Ballistol CLP Friction Test

The Test: I sprayed a liberal amount of Ballistol on the inclined plane and the bottom of the sled. I then took several clean patches and evenly spread the Ballistol. I then took several more clean patches and wiped off the excess Ballistol. A very thin film is the best scenario with lubricants. I have tested them using too much and the angle is usually around 45 degrees before the sled moves. Too much is not good for friction reduction.

I then proceeded to perform the friction test 5 times, raising the incline plane until the sled slides, measuring the angle with a Wixey digital angle gauge then lowering it back to the start position and placing the sled at the top. I took the 5 sets of data and averaged them. The average angle or slope where the sled moved using Ballistol was 11.36 degrees. Remember that bare metal was 15 degrees. So Ballistol reduced friction by about 25%.

Ballistol friction test results

Ballistol is a pretty good lubricant but you must apply it correctly.
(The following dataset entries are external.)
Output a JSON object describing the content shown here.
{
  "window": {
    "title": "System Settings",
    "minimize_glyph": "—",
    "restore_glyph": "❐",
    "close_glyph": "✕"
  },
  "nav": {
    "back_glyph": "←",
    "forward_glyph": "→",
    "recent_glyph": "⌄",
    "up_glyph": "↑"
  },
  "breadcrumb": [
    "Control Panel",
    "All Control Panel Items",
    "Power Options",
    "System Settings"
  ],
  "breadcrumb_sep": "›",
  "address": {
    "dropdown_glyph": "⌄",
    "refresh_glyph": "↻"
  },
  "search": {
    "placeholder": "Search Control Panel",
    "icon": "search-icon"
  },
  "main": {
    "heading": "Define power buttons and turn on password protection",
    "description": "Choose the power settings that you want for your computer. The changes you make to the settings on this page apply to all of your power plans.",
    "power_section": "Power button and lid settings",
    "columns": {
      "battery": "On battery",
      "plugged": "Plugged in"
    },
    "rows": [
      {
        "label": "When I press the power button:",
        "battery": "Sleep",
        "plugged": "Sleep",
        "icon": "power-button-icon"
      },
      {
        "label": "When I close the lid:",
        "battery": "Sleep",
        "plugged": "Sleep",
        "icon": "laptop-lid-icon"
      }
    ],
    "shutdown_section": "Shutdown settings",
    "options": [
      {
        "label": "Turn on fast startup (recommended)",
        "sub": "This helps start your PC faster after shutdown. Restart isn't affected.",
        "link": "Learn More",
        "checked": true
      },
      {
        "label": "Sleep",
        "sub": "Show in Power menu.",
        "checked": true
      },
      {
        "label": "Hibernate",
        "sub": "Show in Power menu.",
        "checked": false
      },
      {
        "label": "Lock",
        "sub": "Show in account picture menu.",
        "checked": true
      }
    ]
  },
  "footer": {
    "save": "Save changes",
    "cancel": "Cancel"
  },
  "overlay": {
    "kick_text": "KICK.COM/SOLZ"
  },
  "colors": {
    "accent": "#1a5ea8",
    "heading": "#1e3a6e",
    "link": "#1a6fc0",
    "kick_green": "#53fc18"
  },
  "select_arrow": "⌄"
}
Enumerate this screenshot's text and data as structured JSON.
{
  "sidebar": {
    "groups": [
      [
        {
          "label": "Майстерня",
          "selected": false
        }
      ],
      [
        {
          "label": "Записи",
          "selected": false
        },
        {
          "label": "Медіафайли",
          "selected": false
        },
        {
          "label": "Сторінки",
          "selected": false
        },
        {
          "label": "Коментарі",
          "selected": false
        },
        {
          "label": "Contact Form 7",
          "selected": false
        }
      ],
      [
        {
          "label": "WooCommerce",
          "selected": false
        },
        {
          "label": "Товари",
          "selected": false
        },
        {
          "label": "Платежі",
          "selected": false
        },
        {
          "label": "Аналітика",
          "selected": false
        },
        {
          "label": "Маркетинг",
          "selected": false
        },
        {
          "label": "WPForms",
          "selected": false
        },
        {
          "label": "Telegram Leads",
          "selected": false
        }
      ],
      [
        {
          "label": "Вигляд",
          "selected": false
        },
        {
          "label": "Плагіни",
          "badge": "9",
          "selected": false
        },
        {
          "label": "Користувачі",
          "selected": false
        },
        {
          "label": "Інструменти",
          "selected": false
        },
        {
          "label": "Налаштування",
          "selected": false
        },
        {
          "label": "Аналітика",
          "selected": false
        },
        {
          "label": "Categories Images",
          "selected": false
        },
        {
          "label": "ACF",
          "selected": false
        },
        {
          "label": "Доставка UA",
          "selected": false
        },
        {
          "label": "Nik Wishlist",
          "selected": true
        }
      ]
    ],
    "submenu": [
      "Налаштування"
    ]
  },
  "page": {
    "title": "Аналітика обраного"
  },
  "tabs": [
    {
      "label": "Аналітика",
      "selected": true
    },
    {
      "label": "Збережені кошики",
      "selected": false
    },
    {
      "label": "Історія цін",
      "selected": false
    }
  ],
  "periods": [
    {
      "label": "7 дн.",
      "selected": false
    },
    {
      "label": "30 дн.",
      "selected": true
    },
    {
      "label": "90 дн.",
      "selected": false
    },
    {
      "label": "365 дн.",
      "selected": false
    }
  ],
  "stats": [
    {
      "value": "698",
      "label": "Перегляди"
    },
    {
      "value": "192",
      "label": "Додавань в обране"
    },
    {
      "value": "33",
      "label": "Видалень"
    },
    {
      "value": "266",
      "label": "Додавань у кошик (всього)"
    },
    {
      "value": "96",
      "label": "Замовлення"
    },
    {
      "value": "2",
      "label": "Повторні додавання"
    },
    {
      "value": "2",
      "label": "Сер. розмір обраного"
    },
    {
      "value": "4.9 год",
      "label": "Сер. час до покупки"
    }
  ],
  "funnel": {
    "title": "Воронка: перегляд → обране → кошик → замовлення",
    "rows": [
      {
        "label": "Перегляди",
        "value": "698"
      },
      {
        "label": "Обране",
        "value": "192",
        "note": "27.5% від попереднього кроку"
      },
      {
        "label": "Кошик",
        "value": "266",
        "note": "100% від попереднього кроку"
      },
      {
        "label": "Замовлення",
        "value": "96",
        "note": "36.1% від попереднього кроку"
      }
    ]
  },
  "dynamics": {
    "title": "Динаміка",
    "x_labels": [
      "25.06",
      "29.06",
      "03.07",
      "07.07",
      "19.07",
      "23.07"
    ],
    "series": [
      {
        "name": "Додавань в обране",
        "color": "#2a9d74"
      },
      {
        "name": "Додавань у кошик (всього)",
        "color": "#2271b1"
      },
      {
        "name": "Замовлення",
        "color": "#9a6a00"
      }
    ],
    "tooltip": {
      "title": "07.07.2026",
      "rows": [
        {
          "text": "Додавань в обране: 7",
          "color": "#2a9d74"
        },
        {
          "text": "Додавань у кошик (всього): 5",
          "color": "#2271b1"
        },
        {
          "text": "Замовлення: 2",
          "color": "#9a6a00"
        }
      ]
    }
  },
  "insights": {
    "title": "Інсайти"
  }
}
Wipe off as much as you can after you apply it. You can see the shine it leaves on the inclined plane.